Dialectical Behavior Therapy For Self Injury

"It wasn't a suicide attempt. It was an escape from everything awful." This is an anonymous quote about self-injury that illustrates the torment many people who engage in self-injury are attempting to escape.

People who self injure have often found themselves either the victims of abuse or otherwise powerless and helpless in the midst of terrible circumstances. Self-abuse often provides an escape from overwhelming feelings of isolation, fear, humiliation or fury. Some who self-injure explain that it gives a sense of control in a world where they feel helpless. It can also be a physical sign of emotional pain.

Although self-injury can produce short term relief from emotional pain, it also can create shame and humiliation. Some who self-injure report feeling "bizarre" and "crazy" for engaging in the behavior. Others see it as a sign of emotional distress, but worry about the scars that will never go away.

Dialectical Behavior Therapy (DBT)

Dialectical Behavior Therapy starts with a set of assumptions. The lives of people who self injure are currently unbearable. They are doing the best that they can and want to improve. They have not caused all their problems, but they are going to have to solve them. In order to solve these problems they must learn new behaviors and try harder than they've ever tried before.

The central goal of DBT is to change problem behaviors. This is accomplished through focusing on changing the thoughts and emotions that precede problem behaviors, as well as by solving the problems faced by individuals that contribute to problematic thoughts, feelings and behaviors.

Acceptance and tolerance are core concepts that are viewed as a necessary balance to change. Validation and active listening decrease intense emotions, help to identify the right problems to solve, and help people to understand and accept themselves. Balanced with change, acceptance is necessary in order for people to:

  • modulate extreme emotions and reduce negative behaviors that result from those emotions and
  • trust their own emotions and thoughts.

In DBT, change is accomplished through multiple treatment modalities, including: skills training, individual therapy, coaching in crisis, structuring the environment and consultation teams for providers.

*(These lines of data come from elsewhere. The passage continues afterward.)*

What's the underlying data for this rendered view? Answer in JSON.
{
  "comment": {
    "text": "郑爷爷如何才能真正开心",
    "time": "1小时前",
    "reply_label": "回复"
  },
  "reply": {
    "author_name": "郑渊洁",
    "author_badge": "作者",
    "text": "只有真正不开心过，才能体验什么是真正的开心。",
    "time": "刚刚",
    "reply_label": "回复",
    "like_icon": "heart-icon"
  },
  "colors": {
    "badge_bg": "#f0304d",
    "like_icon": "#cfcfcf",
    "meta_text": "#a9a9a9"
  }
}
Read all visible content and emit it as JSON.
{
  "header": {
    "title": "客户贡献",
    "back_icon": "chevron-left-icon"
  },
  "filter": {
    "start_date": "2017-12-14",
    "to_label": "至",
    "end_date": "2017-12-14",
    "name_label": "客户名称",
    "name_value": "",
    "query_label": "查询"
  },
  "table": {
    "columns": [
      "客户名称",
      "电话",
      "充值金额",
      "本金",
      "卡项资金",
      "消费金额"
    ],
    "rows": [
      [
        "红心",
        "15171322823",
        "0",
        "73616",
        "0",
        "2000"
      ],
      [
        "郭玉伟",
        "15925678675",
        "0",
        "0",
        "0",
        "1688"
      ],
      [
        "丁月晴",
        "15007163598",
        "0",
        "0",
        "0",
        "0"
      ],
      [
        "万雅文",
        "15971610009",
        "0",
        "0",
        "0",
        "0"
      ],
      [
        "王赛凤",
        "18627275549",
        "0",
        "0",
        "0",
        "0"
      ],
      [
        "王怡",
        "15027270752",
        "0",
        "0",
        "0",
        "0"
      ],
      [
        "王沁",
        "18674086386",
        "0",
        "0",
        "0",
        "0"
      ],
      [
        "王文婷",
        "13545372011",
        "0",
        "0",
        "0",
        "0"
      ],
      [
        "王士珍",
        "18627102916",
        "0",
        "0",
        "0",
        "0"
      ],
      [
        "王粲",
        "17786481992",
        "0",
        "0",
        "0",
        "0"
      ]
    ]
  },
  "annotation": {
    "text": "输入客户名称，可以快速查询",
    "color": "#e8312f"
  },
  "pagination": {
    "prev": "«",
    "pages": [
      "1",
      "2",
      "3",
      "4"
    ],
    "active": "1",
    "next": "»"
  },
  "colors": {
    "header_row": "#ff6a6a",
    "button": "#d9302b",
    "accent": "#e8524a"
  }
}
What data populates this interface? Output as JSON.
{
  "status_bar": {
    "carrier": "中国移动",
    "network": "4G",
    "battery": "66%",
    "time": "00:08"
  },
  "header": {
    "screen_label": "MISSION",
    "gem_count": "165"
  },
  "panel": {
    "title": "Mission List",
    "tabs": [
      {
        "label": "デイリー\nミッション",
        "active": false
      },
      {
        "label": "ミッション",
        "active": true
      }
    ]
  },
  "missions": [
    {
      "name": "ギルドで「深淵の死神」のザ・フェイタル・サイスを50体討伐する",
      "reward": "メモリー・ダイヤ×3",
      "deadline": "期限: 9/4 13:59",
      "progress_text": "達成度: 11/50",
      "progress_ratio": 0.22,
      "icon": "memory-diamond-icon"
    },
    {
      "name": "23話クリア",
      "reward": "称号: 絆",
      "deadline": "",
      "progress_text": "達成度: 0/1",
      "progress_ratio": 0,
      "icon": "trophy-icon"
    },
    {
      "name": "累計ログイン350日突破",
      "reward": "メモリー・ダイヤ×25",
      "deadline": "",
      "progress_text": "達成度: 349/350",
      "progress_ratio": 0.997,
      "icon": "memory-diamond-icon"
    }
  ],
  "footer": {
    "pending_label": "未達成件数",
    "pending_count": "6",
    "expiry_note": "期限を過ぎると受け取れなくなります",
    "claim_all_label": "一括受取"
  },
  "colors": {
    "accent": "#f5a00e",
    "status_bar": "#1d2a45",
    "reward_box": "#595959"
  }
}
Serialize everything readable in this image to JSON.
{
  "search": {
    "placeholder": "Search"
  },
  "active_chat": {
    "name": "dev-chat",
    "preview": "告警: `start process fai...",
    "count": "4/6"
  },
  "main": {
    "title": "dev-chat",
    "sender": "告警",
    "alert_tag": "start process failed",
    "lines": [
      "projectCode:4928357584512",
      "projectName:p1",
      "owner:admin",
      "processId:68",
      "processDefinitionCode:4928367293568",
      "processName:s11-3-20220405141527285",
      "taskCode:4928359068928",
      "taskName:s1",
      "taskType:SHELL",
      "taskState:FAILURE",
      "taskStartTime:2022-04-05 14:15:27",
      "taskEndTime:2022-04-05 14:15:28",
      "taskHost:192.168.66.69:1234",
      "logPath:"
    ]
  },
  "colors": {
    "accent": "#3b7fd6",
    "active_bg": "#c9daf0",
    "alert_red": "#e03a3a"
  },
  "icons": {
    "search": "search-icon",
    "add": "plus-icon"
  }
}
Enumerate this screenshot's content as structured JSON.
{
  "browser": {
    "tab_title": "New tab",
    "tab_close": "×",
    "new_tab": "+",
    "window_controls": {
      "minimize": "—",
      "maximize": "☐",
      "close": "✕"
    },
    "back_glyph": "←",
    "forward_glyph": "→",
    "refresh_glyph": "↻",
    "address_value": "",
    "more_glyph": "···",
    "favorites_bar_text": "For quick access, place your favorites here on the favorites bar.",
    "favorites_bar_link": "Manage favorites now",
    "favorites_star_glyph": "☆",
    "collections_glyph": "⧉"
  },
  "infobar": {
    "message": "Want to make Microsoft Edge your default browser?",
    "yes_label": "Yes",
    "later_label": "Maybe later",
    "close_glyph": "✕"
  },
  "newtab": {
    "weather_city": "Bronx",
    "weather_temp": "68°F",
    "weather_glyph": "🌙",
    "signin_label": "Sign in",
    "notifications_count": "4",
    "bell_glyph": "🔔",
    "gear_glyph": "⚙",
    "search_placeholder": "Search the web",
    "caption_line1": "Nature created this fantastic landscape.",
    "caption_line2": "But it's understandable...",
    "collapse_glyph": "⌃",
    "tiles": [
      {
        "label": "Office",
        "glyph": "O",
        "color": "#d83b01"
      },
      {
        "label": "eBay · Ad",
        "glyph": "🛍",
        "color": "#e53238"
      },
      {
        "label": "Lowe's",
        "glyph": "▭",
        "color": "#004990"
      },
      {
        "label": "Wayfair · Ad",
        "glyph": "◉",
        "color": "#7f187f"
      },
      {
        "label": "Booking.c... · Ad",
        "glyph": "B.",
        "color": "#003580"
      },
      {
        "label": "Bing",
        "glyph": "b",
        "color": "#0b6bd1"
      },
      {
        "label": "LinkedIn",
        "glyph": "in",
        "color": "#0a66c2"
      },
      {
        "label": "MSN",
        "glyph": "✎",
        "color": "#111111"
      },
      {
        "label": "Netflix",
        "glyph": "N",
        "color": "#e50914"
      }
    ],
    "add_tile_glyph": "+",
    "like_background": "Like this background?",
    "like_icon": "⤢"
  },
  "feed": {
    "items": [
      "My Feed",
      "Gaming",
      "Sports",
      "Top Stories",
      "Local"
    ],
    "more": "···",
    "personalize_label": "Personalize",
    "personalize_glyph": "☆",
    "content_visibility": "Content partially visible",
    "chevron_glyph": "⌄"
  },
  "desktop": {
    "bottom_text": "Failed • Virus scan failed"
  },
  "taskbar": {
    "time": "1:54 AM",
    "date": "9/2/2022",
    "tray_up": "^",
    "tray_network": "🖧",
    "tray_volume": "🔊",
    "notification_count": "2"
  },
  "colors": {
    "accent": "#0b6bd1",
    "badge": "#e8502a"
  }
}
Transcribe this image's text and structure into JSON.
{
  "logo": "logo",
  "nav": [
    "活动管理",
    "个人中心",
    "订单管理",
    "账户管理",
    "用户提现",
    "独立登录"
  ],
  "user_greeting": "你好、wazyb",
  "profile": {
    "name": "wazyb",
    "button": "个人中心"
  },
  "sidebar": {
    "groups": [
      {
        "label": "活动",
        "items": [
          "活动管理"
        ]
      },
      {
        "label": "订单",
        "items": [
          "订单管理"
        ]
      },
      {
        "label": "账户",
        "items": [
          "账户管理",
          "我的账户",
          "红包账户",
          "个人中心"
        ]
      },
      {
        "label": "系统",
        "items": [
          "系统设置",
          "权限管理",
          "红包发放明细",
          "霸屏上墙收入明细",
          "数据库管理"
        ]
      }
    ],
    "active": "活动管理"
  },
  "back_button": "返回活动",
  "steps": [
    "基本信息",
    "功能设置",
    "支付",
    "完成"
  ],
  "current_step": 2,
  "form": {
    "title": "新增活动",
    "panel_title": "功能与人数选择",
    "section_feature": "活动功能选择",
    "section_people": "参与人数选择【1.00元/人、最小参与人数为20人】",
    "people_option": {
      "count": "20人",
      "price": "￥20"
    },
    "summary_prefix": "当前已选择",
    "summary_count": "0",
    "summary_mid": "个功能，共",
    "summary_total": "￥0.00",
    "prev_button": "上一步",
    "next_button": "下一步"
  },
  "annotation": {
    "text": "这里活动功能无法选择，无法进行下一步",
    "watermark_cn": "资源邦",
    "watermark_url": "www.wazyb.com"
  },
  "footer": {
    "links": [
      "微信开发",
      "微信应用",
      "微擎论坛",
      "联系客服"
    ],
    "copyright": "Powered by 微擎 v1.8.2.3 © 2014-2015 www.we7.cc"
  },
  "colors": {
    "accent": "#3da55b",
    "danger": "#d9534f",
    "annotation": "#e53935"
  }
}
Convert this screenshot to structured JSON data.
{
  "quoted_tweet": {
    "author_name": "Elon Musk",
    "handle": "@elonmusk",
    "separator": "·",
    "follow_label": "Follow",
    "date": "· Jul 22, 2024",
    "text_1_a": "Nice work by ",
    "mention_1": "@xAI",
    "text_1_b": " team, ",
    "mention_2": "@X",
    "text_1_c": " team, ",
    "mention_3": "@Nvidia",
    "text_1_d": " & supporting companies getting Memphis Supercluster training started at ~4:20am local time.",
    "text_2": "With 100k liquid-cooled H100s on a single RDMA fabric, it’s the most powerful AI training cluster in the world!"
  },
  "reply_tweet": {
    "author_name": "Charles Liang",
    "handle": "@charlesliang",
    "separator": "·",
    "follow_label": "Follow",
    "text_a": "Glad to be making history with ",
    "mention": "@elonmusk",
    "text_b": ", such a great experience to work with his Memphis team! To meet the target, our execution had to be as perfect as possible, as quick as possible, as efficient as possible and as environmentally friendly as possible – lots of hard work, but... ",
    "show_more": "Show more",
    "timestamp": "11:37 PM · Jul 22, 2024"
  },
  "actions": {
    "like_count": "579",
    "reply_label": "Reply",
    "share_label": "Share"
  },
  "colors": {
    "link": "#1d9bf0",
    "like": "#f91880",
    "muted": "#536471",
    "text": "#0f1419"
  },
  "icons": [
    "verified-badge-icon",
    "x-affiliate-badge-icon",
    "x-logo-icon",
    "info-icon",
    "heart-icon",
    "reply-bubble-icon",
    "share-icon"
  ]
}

The primary focus across the treatment is to help people reduce life threatening and self-injurious behavior and to stay motivated and in treatment, despite the tremendous difficulties they may face.